Stored entries:
◇ ◇ ◇ ◇

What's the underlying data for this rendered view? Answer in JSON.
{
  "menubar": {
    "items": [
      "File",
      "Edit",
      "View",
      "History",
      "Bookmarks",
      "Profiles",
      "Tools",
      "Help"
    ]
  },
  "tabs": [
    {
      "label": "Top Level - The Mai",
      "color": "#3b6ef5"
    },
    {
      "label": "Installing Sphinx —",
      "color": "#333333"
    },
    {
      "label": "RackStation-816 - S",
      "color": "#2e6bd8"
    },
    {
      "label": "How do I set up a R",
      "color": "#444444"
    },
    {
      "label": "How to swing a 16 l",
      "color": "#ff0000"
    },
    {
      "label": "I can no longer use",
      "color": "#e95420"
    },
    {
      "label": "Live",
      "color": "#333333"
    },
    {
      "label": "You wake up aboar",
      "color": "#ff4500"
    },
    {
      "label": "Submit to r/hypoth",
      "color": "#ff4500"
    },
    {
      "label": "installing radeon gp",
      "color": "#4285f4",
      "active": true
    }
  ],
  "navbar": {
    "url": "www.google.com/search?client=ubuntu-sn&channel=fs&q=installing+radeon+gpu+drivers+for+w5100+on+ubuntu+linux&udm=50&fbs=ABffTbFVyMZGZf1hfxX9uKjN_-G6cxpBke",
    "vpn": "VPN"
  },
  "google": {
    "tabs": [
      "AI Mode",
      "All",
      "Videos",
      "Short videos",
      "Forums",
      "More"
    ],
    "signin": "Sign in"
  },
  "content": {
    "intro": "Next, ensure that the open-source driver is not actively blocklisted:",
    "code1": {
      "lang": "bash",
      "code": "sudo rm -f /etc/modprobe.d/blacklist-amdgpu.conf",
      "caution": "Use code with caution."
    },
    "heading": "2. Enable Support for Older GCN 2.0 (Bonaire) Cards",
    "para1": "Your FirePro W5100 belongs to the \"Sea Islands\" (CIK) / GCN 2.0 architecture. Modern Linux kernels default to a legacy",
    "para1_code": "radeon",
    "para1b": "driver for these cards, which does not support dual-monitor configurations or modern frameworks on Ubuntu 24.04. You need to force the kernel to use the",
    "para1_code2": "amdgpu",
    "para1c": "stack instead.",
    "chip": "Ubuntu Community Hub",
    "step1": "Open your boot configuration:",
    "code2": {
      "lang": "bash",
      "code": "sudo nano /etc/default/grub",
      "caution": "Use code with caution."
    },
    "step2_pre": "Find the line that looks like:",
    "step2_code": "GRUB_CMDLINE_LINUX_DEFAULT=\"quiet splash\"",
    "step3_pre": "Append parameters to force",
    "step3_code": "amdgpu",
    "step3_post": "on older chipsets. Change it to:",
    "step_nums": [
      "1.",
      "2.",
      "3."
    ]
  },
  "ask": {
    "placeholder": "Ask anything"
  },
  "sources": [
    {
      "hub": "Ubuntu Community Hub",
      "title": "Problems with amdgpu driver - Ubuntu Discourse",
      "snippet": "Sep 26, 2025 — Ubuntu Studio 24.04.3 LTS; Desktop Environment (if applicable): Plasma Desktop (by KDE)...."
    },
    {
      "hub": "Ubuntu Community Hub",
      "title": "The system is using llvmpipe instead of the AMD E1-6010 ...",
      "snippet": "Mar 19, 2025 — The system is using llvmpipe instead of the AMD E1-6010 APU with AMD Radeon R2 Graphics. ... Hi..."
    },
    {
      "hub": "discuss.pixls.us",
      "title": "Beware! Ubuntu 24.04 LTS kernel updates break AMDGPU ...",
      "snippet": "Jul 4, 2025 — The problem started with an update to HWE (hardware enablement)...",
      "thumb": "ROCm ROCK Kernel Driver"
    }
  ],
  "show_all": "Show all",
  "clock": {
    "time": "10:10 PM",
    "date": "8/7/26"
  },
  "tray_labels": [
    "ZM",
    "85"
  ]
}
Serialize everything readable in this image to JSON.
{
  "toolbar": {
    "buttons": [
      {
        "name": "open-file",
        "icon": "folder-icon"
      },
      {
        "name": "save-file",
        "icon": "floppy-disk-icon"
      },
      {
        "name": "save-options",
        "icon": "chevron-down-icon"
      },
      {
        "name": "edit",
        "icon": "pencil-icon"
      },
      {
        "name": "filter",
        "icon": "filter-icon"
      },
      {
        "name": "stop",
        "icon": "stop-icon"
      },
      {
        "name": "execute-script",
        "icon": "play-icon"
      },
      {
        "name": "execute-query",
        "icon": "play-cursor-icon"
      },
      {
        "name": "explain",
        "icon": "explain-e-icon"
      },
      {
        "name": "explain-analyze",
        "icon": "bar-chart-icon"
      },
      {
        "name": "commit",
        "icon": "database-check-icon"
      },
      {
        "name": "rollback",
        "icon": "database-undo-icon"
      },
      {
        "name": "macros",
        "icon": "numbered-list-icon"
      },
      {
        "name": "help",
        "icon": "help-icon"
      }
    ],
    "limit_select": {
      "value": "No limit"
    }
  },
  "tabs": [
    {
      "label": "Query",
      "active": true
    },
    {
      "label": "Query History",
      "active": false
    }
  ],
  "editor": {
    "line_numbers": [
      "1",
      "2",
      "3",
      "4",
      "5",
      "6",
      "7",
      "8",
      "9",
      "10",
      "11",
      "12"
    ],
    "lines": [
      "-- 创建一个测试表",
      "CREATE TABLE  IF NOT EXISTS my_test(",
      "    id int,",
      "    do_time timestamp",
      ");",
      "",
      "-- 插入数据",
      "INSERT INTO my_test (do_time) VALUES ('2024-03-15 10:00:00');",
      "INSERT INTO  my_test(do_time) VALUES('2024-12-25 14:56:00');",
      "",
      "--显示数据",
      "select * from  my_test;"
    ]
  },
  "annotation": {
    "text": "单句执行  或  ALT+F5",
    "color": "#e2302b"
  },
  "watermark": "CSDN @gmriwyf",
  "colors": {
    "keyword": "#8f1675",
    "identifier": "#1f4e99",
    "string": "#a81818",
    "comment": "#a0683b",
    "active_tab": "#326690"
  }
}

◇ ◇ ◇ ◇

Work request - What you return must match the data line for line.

Output below -
What's the underlying data for this rendered view? Answer in JSON.
{
  "menubar": {
    "items": [
      "File",
      "Edit",
      "View",
      "History",
      "Bookmarks",
      "Profiles",
      "Tools",
      "Help"
    ]
  },
  "tabs": [
    {
      "label": "Top Level - The Mai",
      "color": "#3b6ef5"
    },
    {
      "label": "Installing Sphinx —",
      "color": "#333333"
    },
    {
      "label": "RackStation-816 - S",
      "color": "#2e6bd8"
    },
    {
      "label": "How do I set up a R",
      "color": "#444444"
    },
    {
      "label": "How to swing a 16 l",
      "color": "#ff0000"
    },
    {
      "label": "I can no longer use",
      "color": "#e95420"
    },
    {
      "label": "Live",
      "color": "#333333"
    },
    {
      "label": "You wake up aboar",
      "color": "#ff4500"
    },
    {
      "label": "Submit to r/hypoth",
      "color": "#ff4500"
    },
    {
      "label": "installing radeon gp",
      "color": "#4285f4",
      "active": true
    }
  ],
  "navbar": {
    "url": "www.google.com/search?client=ubuntu-sn&channel=fs&q=installing+radeon+gpu+drivers+for+w5100+on+ubuntu+linux&udm=50&fbs=ABffTbFVyMZGZf1hfxX9uKjN_-G6cxpBke",
    "vpn": "VPN"
  },
  "google": {
    "tabs": [
      "AI Mode",
      "All",
      "Videos",
      "Short videos",
      "Forums",
      "More"
    ],
    "signin": "Sign in"
  },
  "content": {
    "intro": "Next, ensure that the open-source driver is not actively blocklisted:",
    "code1": {
      "lang": "bash",
      "code": "sudo rm -f /etc/modprobe.d/blacklist-amdgpu.conf",
      "caution": "Use code with caution."
    },
    "heading": "2. Enable Support for Older GCN 2.0 (Bonaire) Cards",
    "para1": "Your FirePro W5100 belongs to the \"Sea Islands\" (CIK) / GCN 2.0 architecture. Modern Linux kernels default to a legacy",
    "para1_code": "radeon",
    "para1b": "driver for these cards, which does not support dual-monitor configurations or modern frameworks on Ubuntu 24.04. You need to force the kernel to use the",
    "para1_code2": "amdgpu",
    "para1c": "stack instead.",
    "chip": "Ubuntu Community Hub",
    "step1": "Open your boot configuration:",
    "code2": {
      "lang": "bash",
      "code": "sudo nano /etc/default/grub",
      "caution": "Use code with caution."
    },
    "step2_pre": "Find the line that looks like:",
    "step2_code": "GRUB_CMDLINE_LINUX_DEFAULT=\"quiet splash\"",
    "step3_pre": "Append parameters to force",
    "step3_code": "amdgpu",
    "step3_post": "on older chipsets. Change it to:",
    "step_nums": [
      "1.",
      "2.",
      "3."
    ]
  },
  "ask": {
    "placeholder": "Ask anything"
  },
  "sources": [
    {
      "hub": "Ubuntu Community Hub",
      "title": "Problems with amdgpu driver - Ubuntu Discourse",
      "snippet": "Sep 26, 2025 — Ubuntu Studio 24.04.3 LTS; Desktop Environment (if applicable): Plasma Desktop (by KDE)...."
    },
    {
      "hub": "Ubuntu Community Hub",
      "title": "The system is using llvmpipe instead of the AMD E1-6010 ...",
      "snippet": "Mar 19, 2025 — The system is using llvmpipe instead of the AMD E1-6010 APU with AMD Radeon R2 Graphics. ... Hi..."
    },
    {
      "hub": "discuss.pixls.us",
      "title": "Beware! Ubuntu 24.04 LTS kernel updates break AMDGPU ...",
      "snippet": "Jul 4, 2025 — The problem started with an update to HWE (hardware enablement)...",
      "thumb": "ROCm ROCK Kernel Driver"
    }
  ],
  "show_all": "Show all",
  "clock": {
    "time": "10:10 PM",
    "date": "8/7/26"
  },
  "tray_labels": [
    "ZM",
    "85"
  ]
}
Serialize everything readable in this image to JSON.
{
  "toolbar": {
    "buttons": [
      {
        "name": "open-file",
        "icon": "folder-icon"
      },
      {
        "name": "save-file",
        "icon": "floppy-disk-icon"
      },
      {
        "name": "save-options",
        "icon": "chevron-down-icon"
      },
      {
        "name": "edit",
        "icon": "pencil-icon"
      },
      {
        "name": "filter",
        "icon": "filter-icon"
      },
      {
        "name": "stop",
        "icon": "stop-icon"
      },
      {
        "name": "execute-script",
        "icon": "play-icon"
      },
      {
        "name": "execute-query",
        "icon": "play-cursor-icon"
      },
      {
        "name": "explain",
        "icon": "explain-e-icon"
      },
      {
        "name": "explain-analyze",
        "icon": "bar-chart-icon"
      },
      {
        "name": "commit",
        "icon": "database-check-icon"
      },
      {
        "name": "rollback",
        "icon": "database-undo-icon"
      },
      {
        "name": "macros",
        "icon": "numbered-list-icon"
      },
      {
        "name": "help",
        "icon": "help-icon"
      }
    ],
    "limit_select": {
      "value": "No limit"
    }
  },
  "tabs": [
    {
      "label": "Query",
      "active": true
    },
    {
      "label": "Query History",
      "active": false
    }
  ],
  "editor": {
    "line_numbers": [
      "1",
      "2",
      "3",
      "4",
      "5",
      "6",
      "7",
      "8",
      "9",
      "10",
      "11",
      "12"
    ],
    "lines": [
      "-- 创建一个测试表",
      "CREATE TABLE  IF NOT EXISTS my_test(",
      "    id int,",
      "    do_time timestamp",
      ");",
      "",
      "-- 插入数据",
      "INSERT INTO my_test (do_time) VALUES ('2024-03-15 10:00:00');",
      "INSERT INTO  my_test(do_time) VALUES('2024-12-25 14:56:00');",
      "",
      "--显示数据",
      "select * from  my_test;"
    ]
  },
  "annotation": {
    "text": "单句执行  或  ALT+F5",
    "color": "#e2302b"
  },
  "watermark": "CSDN @gmriwyf",
  "colors": {
    "keyword": "#8f1675",
    "identifier": "#1f4e99",
    "string": "#a81818",
    "comment": "#a0683b",
    "active_tab": "#326690"
  }
}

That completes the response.